- **Exercise goal**: Apart from the pictures, return every line of the listing exactly.
[Start of section]
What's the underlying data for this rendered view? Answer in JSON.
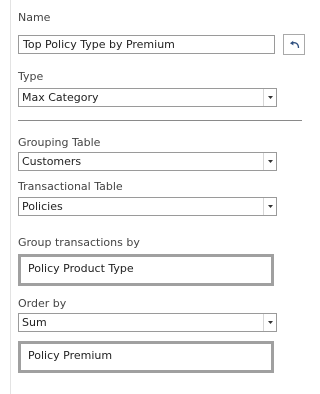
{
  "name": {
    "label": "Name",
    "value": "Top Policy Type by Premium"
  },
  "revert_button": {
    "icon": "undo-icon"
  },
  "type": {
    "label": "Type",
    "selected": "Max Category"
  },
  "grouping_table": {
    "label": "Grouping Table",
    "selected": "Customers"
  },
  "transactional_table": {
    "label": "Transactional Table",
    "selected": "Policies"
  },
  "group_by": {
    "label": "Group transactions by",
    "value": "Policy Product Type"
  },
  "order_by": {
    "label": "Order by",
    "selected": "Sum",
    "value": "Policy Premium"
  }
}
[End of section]
- **Expected output**:
What's the underlying data for this rendered view? Answer in JSON.
{
  "name": {
    "label": "Name",
    "value": "Top Policy Type by Premium"
  },
  "revert_button": {
    "icon": "undo-icon"
  },
  "type": {
    "label": "Type",
    "selected": "Max Category"
  },
  "grouping_table": {
    "label": "Grouping Table",
    "selected": "Customers"
  },
  "transactional_table": {
    "label": "Transactional Table",
    "selected": "Policies"
  },
  "group_by": {
    "label": "Group transactions by",
    "value": "Policy Product Type"
  },
  "order_by": {
    "label": "Order by",
    "selected": "Sum",
    "value": "Policy Premium"
  }
}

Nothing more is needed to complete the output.